The Indianapolis Business Journal requested a copy of the Request for Proposals the City issued in July. Its request was denied, and the excuse for that denial was so ridiculous that even the Pence Administration’s public access counselor has protested.

The City is claiming that the information in a Request for Proposals is confidential. Think about that.

An RFP is supposed to be publicly distributed to any and all developers or development teams that might conceivably be interested in bidding on the project. By definition, the information it contains is public, and the IBJ–not to mention members of the City-County Council who have also been kept in the dark–are entitled to see it.

Marc Lotter, the Mayor’s spokesman, responded that the RFP was released to “three qualified bidders,” and that it would not be made public until after a successful bidder has been chosen.

Why would an honest, aboveboard administration hand-pick three bidders, and proceed to share information only with those developers? Why would it keep the terms of the proposed project secret until the City is legally committed to proceed?

The whole purpose of an RFP is to cast a wide net; to encourage genuinely competitive proposals from anyone or any team qualified to perform. “Pre-selecting” those who will be permitted to respond undercuts the entire purpose of the exercise.

At best, pre-selection of a small group of developers makes it likely that responses will be less competitive and the project will be more expensive. At worst, secrecy and pre-selection are intended to ensure that the “right” people get the City’s business.

The Justice Center is estimated to cost over $500 million dollars. Quite a plum project. When that much tax money is being spent, the need for transparency–the need for public assurance that the project is being handled ethically and in a fiscally-responsible manner– is obvious.

The City says that the RFP contained “trade secrets” necessitating secrecy. As the public access counselor noted, “If an RFP sent out into the marketplace does indeed contain trade secrets, it stands to reason that the secret is out once it goes to potential contractors.”

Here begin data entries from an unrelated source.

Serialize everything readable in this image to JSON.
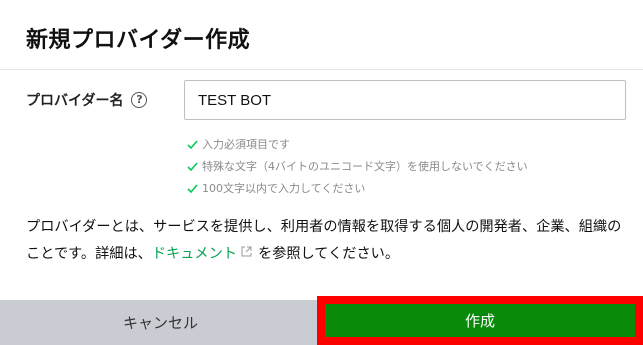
{
  "dialog": {
    "title": "新規プロバイダー作成",
    "field": {
      "label": "プロバイダー名",
      "help_icon": "question-circle-icon",
      "value": "TEST BOT"
    },
    "rules": [
      "入力必須項目です",
      "特殊な文字（4バイトのユニコード文字）を使用しないでください",
      "100文字以内で入力してください"
    ],
    "description": {
      "before_link": "プロバイダーとは、サービスを提供し、利用者の情報を取得する個人の開発者、企業、組織のことです。詳細は、",
      "link_text": "ドキュメント",
      "after_link": "を参照してください。"
    },
    "footer": {
      "cancel_label": "キャンセル",
      "create_label": "作成"
    }
  },
  "colors": {
    "primary_green": "#0a8a0a",
    "link_green": "#06a050",
    "check_green": "#06c755",
    "highlight_red": "#ff0000",
    "cancel_gray": "#c9cdd3"
  }
}
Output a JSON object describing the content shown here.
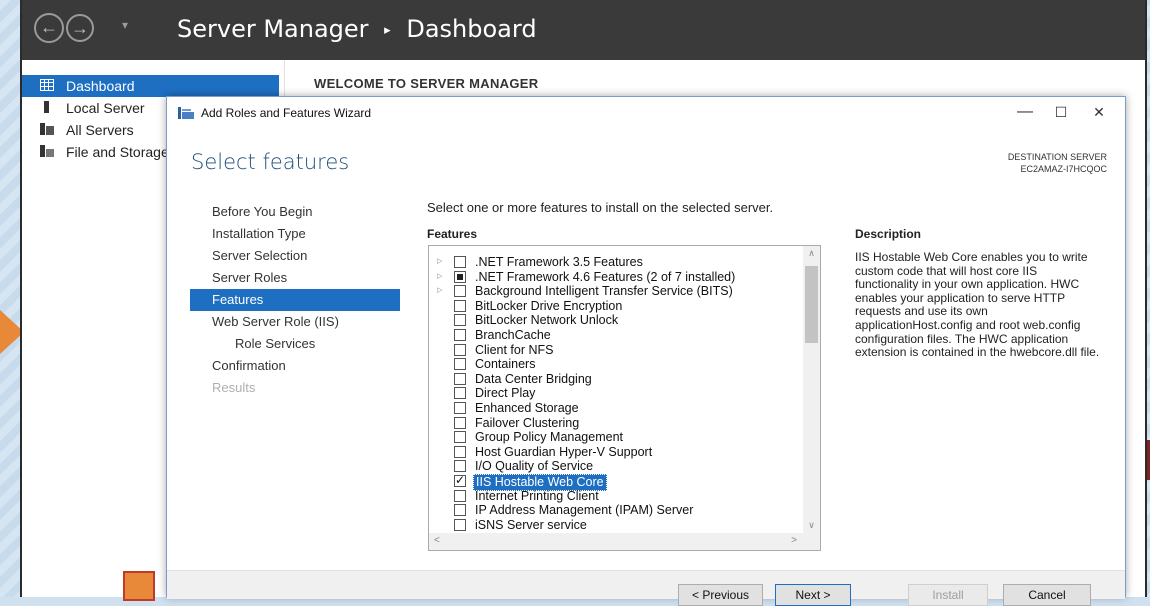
{
  "app": {
    "title": "Server Manager",
    "breadcrumb_sep": "▸",
    "page": "Dashboard"
  },
  "sidebar": {
    "items": [
      {
        "label": "Dashboard",
        "icon": "dashboard-grid-icon"
      },
      {
        "label": "Local Server",
        "icon": "server-icon"
      },
      {
        "label": "All Servers",
        "icon": "servers-icon"
      },
      {
        "label": "File and Storage",
        "icon": "storage-icon"
      }
    ]
  },
  "main": {
    "welcome": "WELCOME TO SERVER MANAGER"
  },
  "wizard": {
    "title": "Add Roles and Features Wizard",
    "heading": "Select features",
    "destination_label": "DESTINATION SERVER",
    "destination_server": "EC2AMAZ-I7HCQOC",
    "steps": [
      {
        "label": "Before You Begin",
        "state": "normal"
      },
      {
        "label": "Installation Type",
        "state": "normal"
      },
      {
        "label": "Server Selection",
        "state": "normal"
      },
      {
        "label": "Server Roles",
        "state": "normal"
      },
      {
        "label": "Features",
        "state": "active"
      },
      {
        "label": "Web Server Role (IIS)",
        "state": "normal"
      },
      {
        "label": "Role Services",
        "state": "sub"
      },
      {
        "label": "Confirmation",
        "state": "normal"
      },
      {
        "label": "Results",
        "state": "disabled"
      }
    ],
    "intro": "Select one or more features to install on the selected server.",
    "features_label": "Features",
    "description_label": "Description",
    "description": "IIS Hostable Web Core enables you to write custom code that will host core IIS functionality in your own application. HWC enables your application to serve HTTP requests and use its own applicationHost.config and root web.config configuration files. The HWC application extension is contained in the hwebcore.dll file.",
    "features": [
      {
        "label": ".NET Framework 3.5 Features",
        "expandable": true,
        "state": "unchecked"
      },
      {
        "label": ".NET Framework 4.6 Features (2 of 7 installed)",
        "expandable": true,
        "state": "partial"
      },
      {
        "label": "Background Intelligent Transfer Service (BITS)",
        "expandable": true,
        "state": "unchecked"
      },
      {
        "label": "BitLocker Drive Encryption",
        "expandable": false,
        "state": "unchecked"
      },
      {
        "label": "BitLocker Network Unlock",
        "expandable": false,
        "state": "unchecked"
      },
      {
        "label": "BranchCache",
        "expandable": false,
        "state": "unchecked"
      },
      {
        "label": "Client for NFS",
        "expandable": false,
        "state": "unchecked"
      },
      {
        "label": "Containers",
        "expandable": false,
        "state": "unchecked"
      },
      {
        "label": "Data Center Bridging",
        "expandable": false,
        "state": "unchecked"
      },
      {
        "label": "Direct Play",
        "expandable": false,
        "state": "unchecked"
      },
      {
        "label": "Enhanced Storage",
        "expandable": false,
        "state": "unchecked"
      },
      {
        "label": "Failover Clustering",
        "expandable": false,
        "state": "unchecked"
      },
      {
        "label": "Group Policy Management",
        "expandable": false,
        "state": "unchecked"
      },
      {
        "label": "Host Guardian Hyper-V Support",
        "expandable": false,
        "state": "unchecked"
      },
      {
        "label": "I/O Quality of Service",
        "expandable": false,
        "state": "unchecked"
      },
      {
        "label": "IIS Hostable Web Core",
        "expandable": false,
        "state": "checked",
        "selected": true
      },
      {
        "label": "Internet Printing Client",
        "expandable": false,
        "state": "unchecked"
      },
      {
        "label": "IP Address Management (IPAM) Server",
        "expandable": false,
        "state": "unchecked"
      },
      {
        "label": "iSNS Server service",
        "expandable": false,
        "state": "unchecked"
      }
    ],
    "buttons": {
      "previous": "< Previous",
      "next": "Next >",
      "install": "Install",
      "cancel": "Cancel"
    },
    "controls": {
      "minimize": "—",
      "maximize": "☐",
      "close": "✕"
    }
  },
  "colors": {
    "accent": "#1e6fc2",
    "titlebar": "#3a3a3a",
    "marker": "#e8893a"
  }
}
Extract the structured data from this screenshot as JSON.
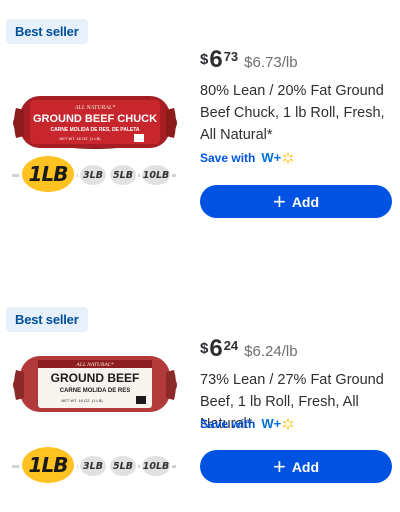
{
  "products": [
    {
      "badge": "Best seller",
      "price_currency": "$",
      "price_dollars": "6",
      "price_cents": "73",
      "unit_price": "$6.73/lb",
      "title": "80% Lean / 20% Fat Ground Beef Chuck, 1 lb Roll, Fresh, All Natural*",
      "save_with": "Save with",
      "wplus": "W+",
      "add_label": "Add",
      "package": {
        "top_text": "ALL NATURAL*",
        "name": "GROUND BEEF CHUCK",
        "sub": "CARNE MOLIDA DE RES, DE PALETA",
        "weight": "NET WT. 16 OZ. (1 LB)",
        "style": "red"
      },
      "sizes": {
        "selected": "1LB",
        "options": [
          "3LB",
          "5LB",
          "10LB"
        ]
      }
    },
    {
      "badge": "Best seller",
      "price_currency": "$",
      "price_dollars": "6",
      "price_cents": "24",
      "unit_price": "$6.24/lb",
      "title": "73% Lean / 27% Fat Ground Beef, 1 lb Roll, Fresh, All Natural*",
      "save_with": "Save with",
      "wplus": "W+",
      "add_label": "Add",
      "package": {
        "top_text": "ALL NATURAL*",
        "name": "GROUND BEEF",
        "sub": "CARNE MOLIDA DE RES",
        "weight": "NET WT. 16 OZ. (1 LB)",
        "style": "white"
      },
      "sizes": {
        "selected": "1LB",
        "options": [
          "3LB",
          "5LB",
          "10LB"
        ]
      }
    }
  ],
  "colors": {
    "accent": "#0053e2",
    "badge_bg": "#e6f1fc",
    "badge_text": "#004f9a",
    "spark": "#ffc220"
  },
  "icons": {
    "add": "plus-icon",
    "wplus_spark": "spark-icon"
  }
}
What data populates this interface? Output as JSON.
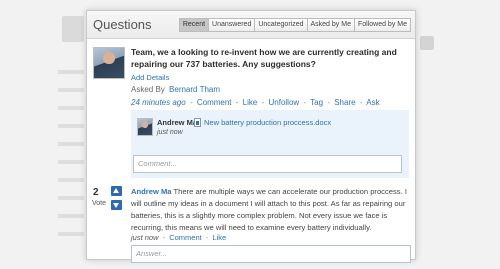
{
  "panel": {
    "title": "Questions",
    "tabs": [
      "Recent",
      "Unanswered",
      "Uncategorized",
      "Asked by Me",
      "Followed by Me"
    ],
    "active_tab": "Recent"
  },
  "question": {
    "text": "Team, we a looking to re-invent how we are currently creating and repairing our 737 batteries. Any suggestions?",
    "add_details": "Add Details",
    "asked_by_label": "Asked By",
    "asked_by_name": "Bernard Tham",
    "time": "24 minutes ago",
    "actions": [
      "Comment",
      "Like",
      "Unfollow",
      "Tag",
      "Share",
      "Ask"
    ]
  },
  "comment": {
    "author": "Andrew Ma",
    "file": "New battery production proccess.docx",
    "time": "just now",
    "input_placeholder": "Comment..."
  },
  "answer": {
    "votes": "2",
    "vote_label": "Vote",
    "author": "Andrew Ma",
    "text": "There are multiple ways we can accelerate our production proccess. I will outline my ideas in a document I will attach to this post. As far as repairing our batteries, this is a slightly more complex problem. Not every issue we face is recurring, this means we will need to examine every battery individually.",
    "time": "just now",
    "actions": [
      "Comment",
      "Like"
    ],
    "input_placeholder": "Answer..."
  },
  "icons": {
    "vote_up": "arrow-up-icon",
    "vote_down": "arrow-down-icon",
    "attachment": "word-document-icon"
  },
  "colors": {
    "link": "#2f73b8",
    "vote": "#2e6ab3",
    "comment_bg": "#eaf2fb"
  }
}
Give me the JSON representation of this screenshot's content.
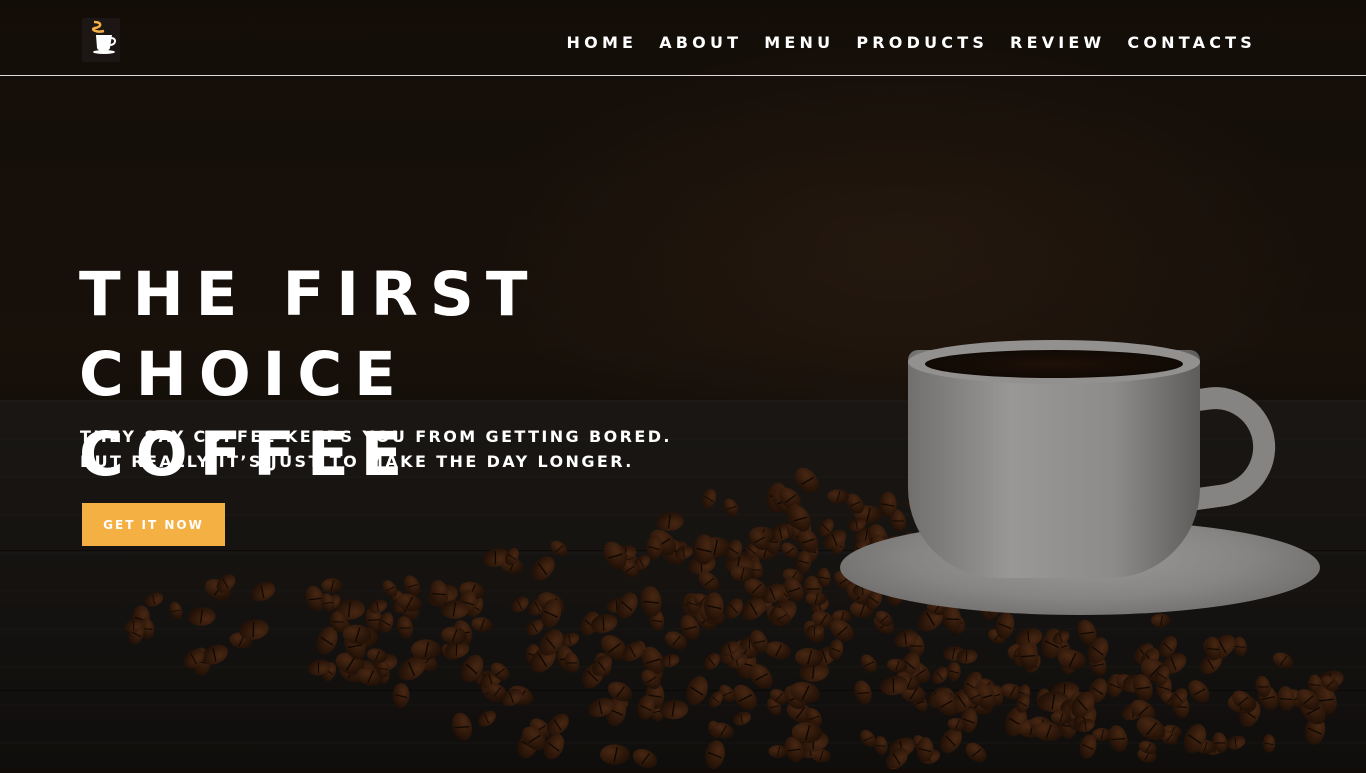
{
  "header": {
    "logo_icon": "coffee-cup-logo-icon",
    "nav": [
      {
        "label": "HOME"
      },
      {
        "label": "ABOUT"
      },
      {
        "label": "MENU"
      },
      {
        "label": "PRODUCTS"
      },
      {
        "label": "REVIEW"
      },
      {
        "label": "CONTACTS"
      }
    ]
  },
  "hero": {
    "title_line1": "THE FIRST CHOICE",
    "title_line2": "COFFEE",
    "subtitle_line1": "THEY SAY COFFEE KEEPS YOU FROM GETTING BORED.",
    "subtitle_line2": "BUT REALLY IT’S JUST TO MAKE THE DAY LONGER.",
    "cta_label": "GET IT NOW"
  },
  "colors": {
    "accent": "#f5b043",
    "text": "#ffffff",
    "background": "#120c08"
  }
}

Unless, of course, those “secrets” are only going to one’s cronies.

Up to this point, I have attributed the many ethically dubious decisions of the Ballard Administration (the 50-year lease of our parking infrastructure, the garage no one uses in Broad Ripple, etc.) to those advising our “accidental’ Mayor, who has always seemed in over his head.

Maybe I  have underrated him. Maybe he really does know what he’s doing.

Either way–puppet or puppet master–he needs to go.

 

When a Video is Worth a Thousand Words….

Many of you have undoubtedly seen this clip from the Daily Show, in which Jon Stewart eviscerates members of the Committee on Science, Space and Technology. If you haven’t, you need to watch it; if you have seen it, you may want to watch it again, just to confirm that, yes, these really are people making policy for the world’s most powerful nation.

Either way, once you have watched members of our nation’s national legislature make complete and total fools of themselves–once you have cringed at the level of intelligence (not) displayed, and the pride and self-satisfaction with which they trumpet their embarrassing ignorance of even the most basic science–perhaps you can answer two questions that continue to confound me:

How do people like this get elected?

Why in the world are they on the Science, Space and Technology Committee?

For that matter, what is this appalling excuse for a patriot doing on the Armed Services Committee?

We really are doomed.